------ ENTRIES SUPPLIED
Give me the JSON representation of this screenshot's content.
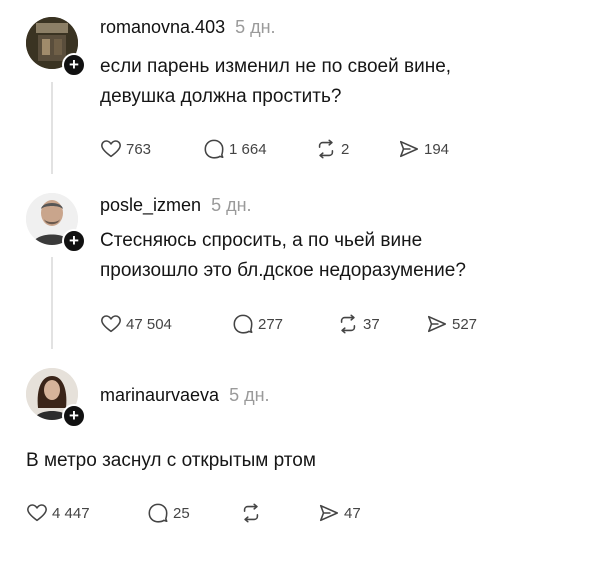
{
  "posts": [
    {
      "username": "romanovna.403",
      "time": "5 дн.",
      "text_lines": [
        "если парень изменил не по своей вине,",
        "девушка должна простить?"
      ],
      "likes": "763",
      "replies": "1 664",
      "reposts": "2",
      "shares": "194"
    },
    {
      "username": "posle_izmen",
      "time": "5 дн.",
      "text_lines": [
        "Стесняюсь спросить, а по чьей вине",
        "произошло это бл.дское недоразумение?"
      ],
      "likes": "47 504",
      "replies": "277",
      "reposts": "37",
      "shares": "527"
    },
    {
      "username": "marinaurvaeva",
      "time": "5 дн.",
      "text_lines": [
        "В метро заснул с открытым ртом"
      ],
      "likes": "4 447",
      "replies": "25",
      "reposts": "",
      "shares": "47"
    }
  ],
  "icons": {
    "like": "heart-icon",
    "reply": "comment-icon",
    "repost": "repost-icon",
    "share": "send-icon",
    "follow": "plus-icon"
  }
}
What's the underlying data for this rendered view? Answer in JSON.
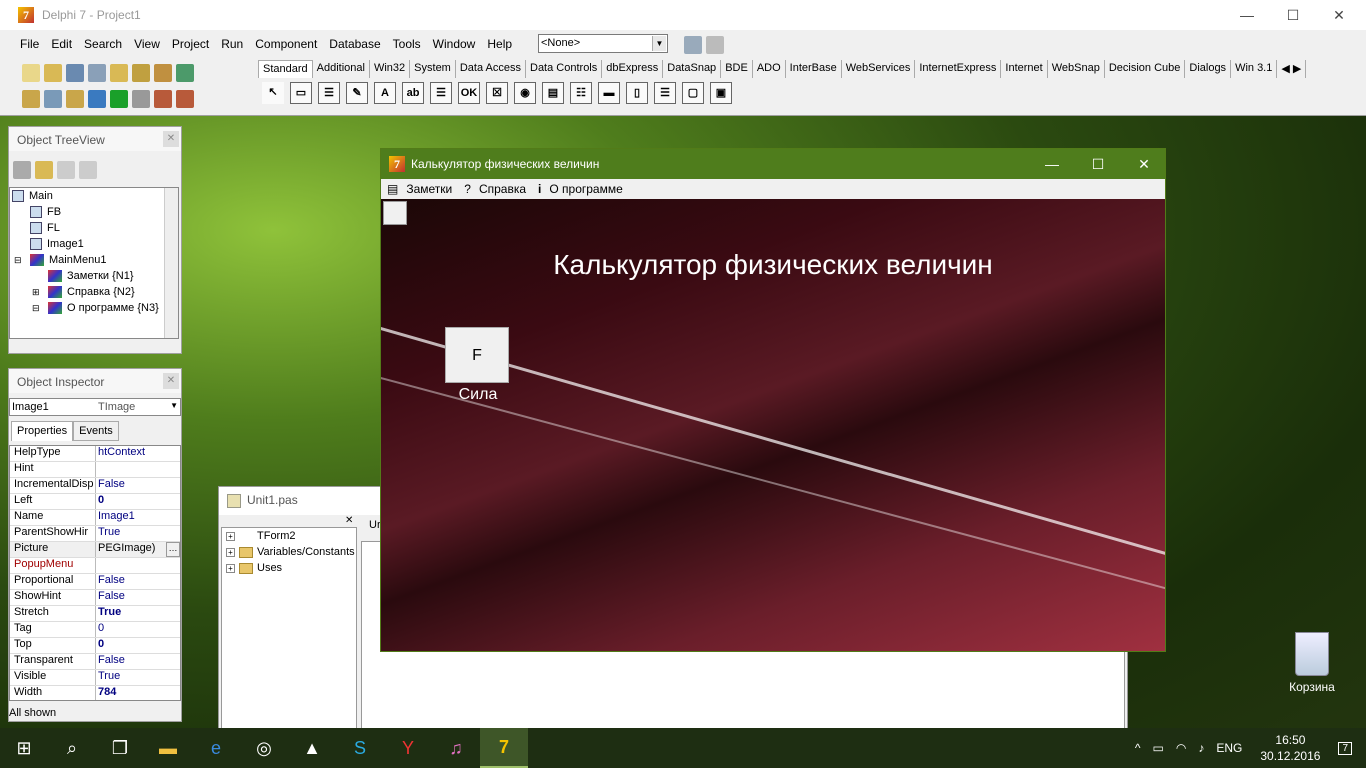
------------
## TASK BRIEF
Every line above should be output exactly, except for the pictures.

## SOLUTION FOR THIS TASK
Give me the JSON representation of this screenshot's content.
{
  "posts": [
    {
      "username": "romanovna.403",
      "time": "5 дн.",
      "text_lines": [
        "если парень изменил не по своей вине,",
        "девушка должна простить?"
      ],
      "likes": "763",
      "replies": "1 664",
      "reposts": "2",
      "shares": "194"
    },
    {
      "username": "posle_izmen",
      "time": "5 дн.",
      "text_lines": [
        "Стесняюсь спросить, а по чьей вине",
        "произошло это бл.дское недоразумение?"
      ],
      "likes": "47 504",
      "replies": "277",
      "reposts": "37",
      "shares": "527"
    },
    {
      "username": "marinaurvaeva",
      "time": "5 дн.",
      "text_lines": [
        "В метро заснул с открытым ртом"
      ],
      "likes": "4 447",
      "replies": "25",
      "reposts": "",
      "shares": "47"
    }
  ],
  "icons": {
    "like": "heart-icon",
    "reply": "comment-icon",
    "repost": "repost-icon",
    "share": "send-icon",
    "follow": "plus-icon"
  }
}
What's the underlying data for this rendered view? Answer in JSON.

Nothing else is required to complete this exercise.